Wearing a face mask is expected of everyone who works and rides at my barn. People are still cheerful and friendly, but the masks themselves are having an effect on our interactions. We are keeping a distance from each other, (seeing someone in a mask is a clear reminder.) The masks engender wariness which creates social separation. The mask use is especially difficult for me because of my hearing loss. I am deaf. With cochlear implants I have very good hearing, but it’s dependent on clear acoustics. The masks muffle sounds and I’m not able to lip read what I miss.
We humans are learning to adapt to this new normal. What about the horses? This is now what Tonka sees.
Does this matter to him? Horses recognize and respond to human facial expressions. There have been a couple of studies over the years that confirm what horse people know. Facial expressions alone clue our horses into when we’re angry (it makes them worried.) It’s also clear that horses can identify individual humans.

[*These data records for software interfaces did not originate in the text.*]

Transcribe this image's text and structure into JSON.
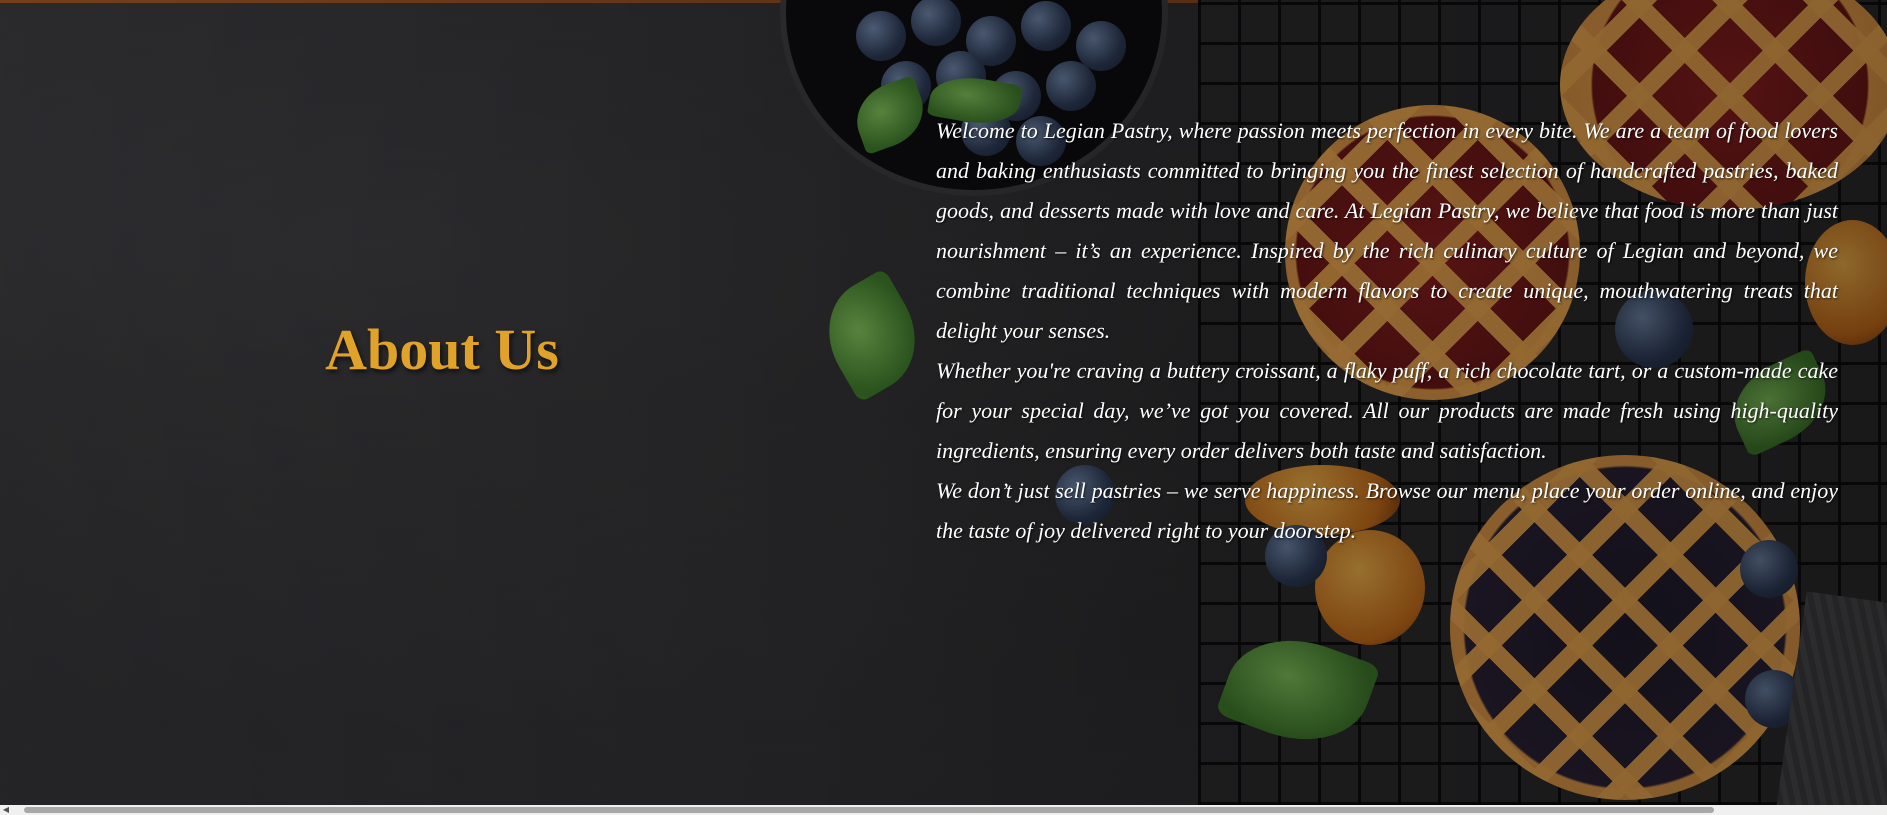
{
  "about": {
    "title": "About Us",
    "paragraphs": [
      "Welcome to Legian Pastry, where passion meets perfection in every bite. We are a team of food lovers and baking enthusiasts committed to bringing you the finest selection of handcrafted pastries, baked goods, and desserts made with love and care. At Legian Pastry, we believe that food is more than just nourishment – it’s an experience. Inspired by the rich culinary culture of Legian and beyond, we combine traditional techniques with modern flavors to create unique, mouthwatering treats that delight your senses.",
      "Whether you're craving a buttery croissant, a flaky puff, a rich chocolate tart, or a custom-made cake for your special day, we’ve got you covered. All our products are made fresh using high-quality ingredients, ensuring every order delivers both taste and satisfaction.",
      "We don’t just sell pastries – we serve happiness. Browse our menu, place your order online, and enjoy the taste of joy delivered right to your doorstep."
    ]
  },
  "colors": {
    "title": "#e1a229",
    "text": "#ffffff",
    "background": "#2a2a2d",
    "top_accent": "#8a4a22"
  },
  "icons": {
    "scroll_left": "scroll-left-arrow-icon"
  },
  "scrollbar": {
    "arrow_glyph": "◀"
  }
}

But, are facial expressions the most salient information for the horse to decide what mood a human is in? Horses have expressive faces and surely they read each other’s tense lips and furrowed brows. However, that’s not all they see. They see posture, gestures, flicks of tails and ears. Movement patterns. There’s a big difference between a resting cocked hind leg and one about to strike.
I knew that Tonka would recognize my voice, but what would he think of my approach? Would he be able to gauge how happy I was to see him with my face covered?
There was no double-take. No fear. He knew I was his person. Tonka made his silly happy face (he reminds me of Shaun the Sheep. Watch on Netflix. It’s a happy place.)
The other horses were happy to see me too. The only horse I ever give food treats to is Tonka (it’s not okay to feed other people’s horses.) They love me anyway. It’s not simply my body language. We have conversations through touch. I said hello to Kenny and rubbed his jaw. If he could, this 17hh warmblood would have cuddled up in my lap. The lack of my facial expression didn’t matter a whit. What was very interesting was that he took a deep whiff of my shirt. Perhaps there should be a study about whether horses know our moods by how we smell.
We’re not the only ones wearing masks. Horses wear masks to keep bugs off. Someone has been rolling in the mud…
Perhaps because our horses are used to seeing each other with their faces covered, humans in face masks aren’t so strange to them? They certainly are used to reading their horse friends’ body language while their faces are hidden.
Have you returned to your barn wearing a mask? What’s been your experience?
By the way, masks are freaking out other animals. Dogs, especially ones with a reactive history, need to be trained to feel safe around people wearing face coverings. If you have a dog, take the time to pair seeing you in a mask with delicious and fun things. (Toss kibble! Play ball!) If you are used to interacting with your neighbor’s dogs, don’t assume that they’ll still be their normal friendly selves. Even our dogs need help getting through these times.